Australia’s carbon emission estimates have fallen to their lowest point in the last 30 years, driven primarily by offsets from the nation’s vast lands and forests.
Recently released data has shown that land containing forests and other vegetation—which absorb and store carbon dioxide—have played a critical role in directing Australia’s drop in emissions.
The data was released as part of the December 2020 quarterly update of Australia’s National Greenhouse Gas Inventory, an annual reporting requirement under the United Nations’ Kyoto Protocol—the world’s only legally binding contract to reduce emissions.
Unlike other sectors, management of land—also known as “land use, land-use change, and forestry” (LULUCF)—can allow for the removal of carbon dioxide from the atmosphere and act as a carbon “sink.”
Since peaking at 638 Mt (megatonnes, or million tonnes) in 2007, Australia’s overall emissions fell by 21.7 percent to a new low of 499 Mt in 2020. Of this decline, 83 percent came directly from LULUCF.
In particular, the report outlined that significant contributions to lowered emissions came from reductions in land clearing operations and native forest harvesting.
It also attributed improvements in “soil carbon” by encouraging farmers to employ strategies that help maximise carbon absorption and retention within agricultural soil.
The Australian government has listed soil carbon as one of five pathways in its Low Emissions Technology Statement, and it is banking on the land sector to further reducing emissions after estimates revealed that between 2011 and 2016, the sector had offset 3.5 percent of total human-induced emissions across all sectors.
It has also recently pledged $36.7 million towards further research in the form of the National Soil Carbon Innovation Challenge.
This all means that current carbon emission data now place Australia as producing 499 Mt of emission in 2020, which is a reduction of 19.9 percent below 2005 levels. If this trend continues, the forecasts predict Australia will meet or even surpass the requirements of the Kyoto Protocol—to reduce emissions by 5 percent below 2000 levels by 2020—and the Paris Agreement—to reduce emissions by 26 to 28 percent below 2005 levels by 2030.
However, the peak body for climate change in Australia, the Climate Council, believes the government has not done enough.

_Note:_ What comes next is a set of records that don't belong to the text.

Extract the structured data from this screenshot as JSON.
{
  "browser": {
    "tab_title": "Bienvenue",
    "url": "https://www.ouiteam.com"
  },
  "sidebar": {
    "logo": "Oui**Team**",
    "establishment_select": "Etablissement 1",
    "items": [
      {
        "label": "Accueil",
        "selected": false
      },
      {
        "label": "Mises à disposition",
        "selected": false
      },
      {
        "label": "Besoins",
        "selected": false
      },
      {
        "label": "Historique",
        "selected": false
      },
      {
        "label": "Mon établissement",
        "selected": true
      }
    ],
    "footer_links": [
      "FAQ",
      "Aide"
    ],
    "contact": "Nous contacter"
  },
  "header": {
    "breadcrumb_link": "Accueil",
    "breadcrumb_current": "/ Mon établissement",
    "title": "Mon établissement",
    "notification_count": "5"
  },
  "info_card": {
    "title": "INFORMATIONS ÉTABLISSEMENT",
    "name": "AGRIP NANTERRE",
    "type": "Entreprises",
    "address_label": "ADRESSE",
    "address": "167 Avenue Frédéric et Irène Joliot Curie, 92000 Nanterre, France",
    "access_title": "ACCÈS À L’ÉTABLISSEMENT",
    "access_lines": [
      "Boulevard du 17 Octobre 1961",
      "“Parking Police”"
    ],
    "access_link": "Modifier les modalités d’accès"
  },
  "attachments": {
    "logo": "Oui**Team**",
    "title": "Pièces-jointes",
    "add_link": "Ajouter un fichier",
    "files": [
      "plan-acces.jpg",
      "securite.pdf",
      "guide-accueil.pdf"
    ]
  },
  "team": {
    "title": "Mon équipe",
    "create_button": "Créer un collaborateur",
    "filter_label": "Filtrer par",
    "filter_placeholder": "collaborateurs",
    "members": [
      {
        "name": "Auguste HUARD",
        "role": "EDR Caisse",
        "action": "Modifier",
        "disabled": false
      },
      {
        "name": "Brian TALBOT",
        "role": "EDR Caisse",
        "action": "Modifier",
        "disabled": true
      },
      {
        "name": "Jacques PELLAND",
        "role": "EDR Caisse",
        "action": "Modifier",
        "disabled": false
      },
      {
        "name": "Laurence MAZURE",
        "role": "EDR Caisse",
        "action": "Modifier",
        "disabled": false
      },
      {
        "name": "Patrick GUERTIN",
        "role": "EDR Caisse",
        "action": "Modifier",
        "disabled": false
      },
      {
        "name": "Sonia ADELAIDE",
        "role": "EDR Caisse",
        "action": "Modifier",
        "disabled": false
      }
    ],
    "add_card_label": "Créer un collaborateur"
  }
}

“Australia’s progress is nowhere near what’s needed. Recent analysis shows that excluding land-use change emissions (which the Federal government has virtually no control over), our emissions are 7 percent higher than 2005 levels,” the Climate Council said.
“Every quarter, the Federal Government tries to take credit for emissions reductions it has made zero contribution to. Instead, it is holding back progress on the scale and pace of emissions reductions we need,” Climate Council researcher Tim Baxter said.
“Meanwhile, the Federal Government has not introduced a single climate policy that has demonstrably reduced emissions: be it developing renewable energy technology to support a transition away from fossil fuel; or incentivising electric vehicle purchases.”
Minister for Energy and Emissions Reduction Angus Taylor said that the nation would prioritise investing in low emissions technologies to meet targets, part of Australia’s “technology not taxes” approach.
“The Government has a comprehensive suite of policies to meet its emissions reduction commitments, encourage innovation and back new and emerging low emissions technologies,” Taylor said.
“The Government has announced, as part of the 2021-22 Budget, a further $1.6 billion to bolster Australia’s position as a leader in low emissions technologies and to meet Australia’s emissions reduction targets, taking our total expected investment to more than $20 billion over the decade to 2030.
The Australian Government has also targeted gas as a key source of reliable energy in the transition to renewables, a decision that has frequently been met with criticism from climate activist groups.
Australia’s largest aluminium smelter was forced to power down several times in a month after energy prices skyrocketed by 18,000 percent after coal plant outages forced the grid to rely largely on renewable energy sources.
Angus Taylor had previously said that the push against gas did not support a reduction in greenhouse gas emissions and only served to disadvantage Australian families and businesses.
According to a report by CSIRO (pdf), compared with coal, domestic gas use for power generation will reduce emissions by an estimated 31 or 50 percent, depending on the type of gas turbine used.
“The ironic thing about gas is that a lot of the anti-gas activists say, ‘well, it’s important to get rid of gas because of the emissions,’” he said. “Frankly, more gas in our system right now will bring down emissions.”
“What we’ve got is these activists who are acting against the interests of Australia, against the interests of Australian manufacturing, against the interests of Australian small businesses and households,” Taylor said.